Coache, meanwhile, says that Chio simply botched his detective work. “I think everything he did in the investigation was wrong,” Coache said during his deposition. “He had no understanding of water rights … and he fabricated testimony to the grand jury.”

Coache is adamant that he had nothing to do with the water deal. He called Chio’s testimony about the permit file “an outright bullshit lie,” and says he had thousands of pages of state engineer’s files in his home office. Coache also maintains that he was only ever involved in approving groundwater rights, not surface water rights like the Virgin River permit that Johnson helped Lonetti argue for.

Coache’s defense will likely hinge on an assertion that the $600,000 he allegedly received from the water deal was actually a buyout from Johnson for a jointly owned parcel of desert some 50 miles outside Las Vegas, at a place called Halfway Wash. Yet Coache’s explanation, at least as conveyed through court documents, is founded upon one extremely questionable premise. Coache paid $70,000 for that land when he originally purchased it, in 2004. Yet he claims that when he subsequently sold his share to Johnson, just four years later, the two men based the sale price on a mutually agreed property value of $1 million.

Graham Smith

So far, the case has received little publicity outside Mesquite, though Coache and Johnson’s arrests merited a smattering of coverage in the Vegas papers. But if the charges are proven true, the case could be a bigger harbinger of things to come.

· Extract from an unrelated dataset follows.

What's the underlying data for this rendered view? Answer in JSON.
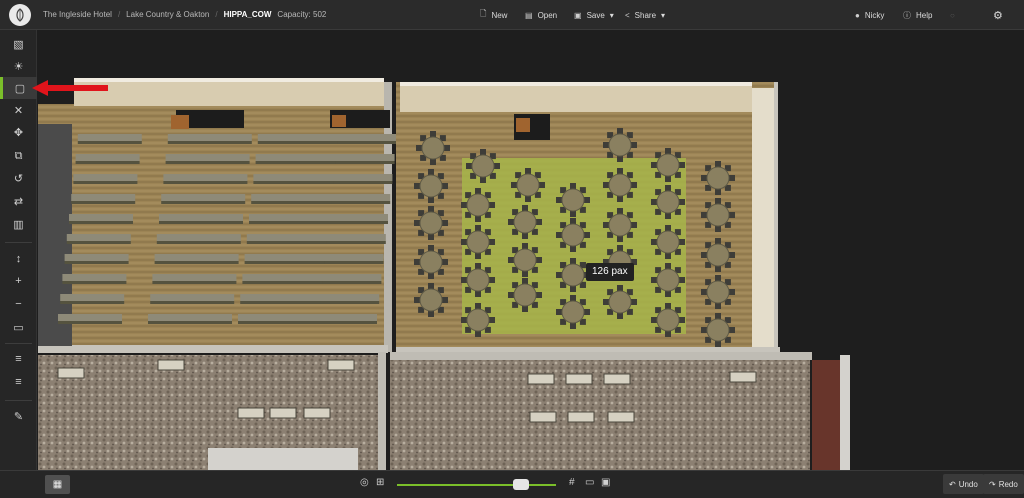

It has become academically fashionable to attempt to sort the winners of climate change from the losers. When it comes to water, that cast has usually been very traditionally defined: large urban water agencies and powerful irrigation districts versus Indian tribes, poor farming communities and the environment. But the scarcity that will come with climate change could shake things up in unexpected ways. And it may well draw another player into the fray: a new breed of speculator and profiteer that smells profit in crisis.

As the case finally nears trial, Coache spends his days running a one-man consulting business from the basement of his home. Johnson has survived by doing odd jobs, like yard work and changing locks at foreclosed houses in Las Vegas. The legal cases against him, he said in a deposition, have made him “politically somewhat sensitive” as a hydrologist, and he apparently hasn’t been anywhere near a drill rig since he resigned in 2010.

There is one undisputed winner in the saga: Vegas. The Southern Nevada Water Authority won’t attempt to recover the $1.3 million worth of homes, oil leases and cash that originated with the alleged kickback and were seized by Las Vegas police. Those assets technically derived from money that Lonetti received from the Water Authority, but they will instead go to Virgin Valley Water District. That deal allows the Water Authority to keep what it was after from the start: Lonetti’s prized 1914 Darling right, plus the high-value pre-1929 water it got in trade from Virgin Valley. In the new reality of high-stakes deals on the Colorado, $1.3 million may be just an incidental cost of doing business.

Matt Jenkins has covered water for High Country News for more than a decade. He currently writes from New Delhi.

This coverage is supported by contributors to the High Country News Enterprise Journalism Fund.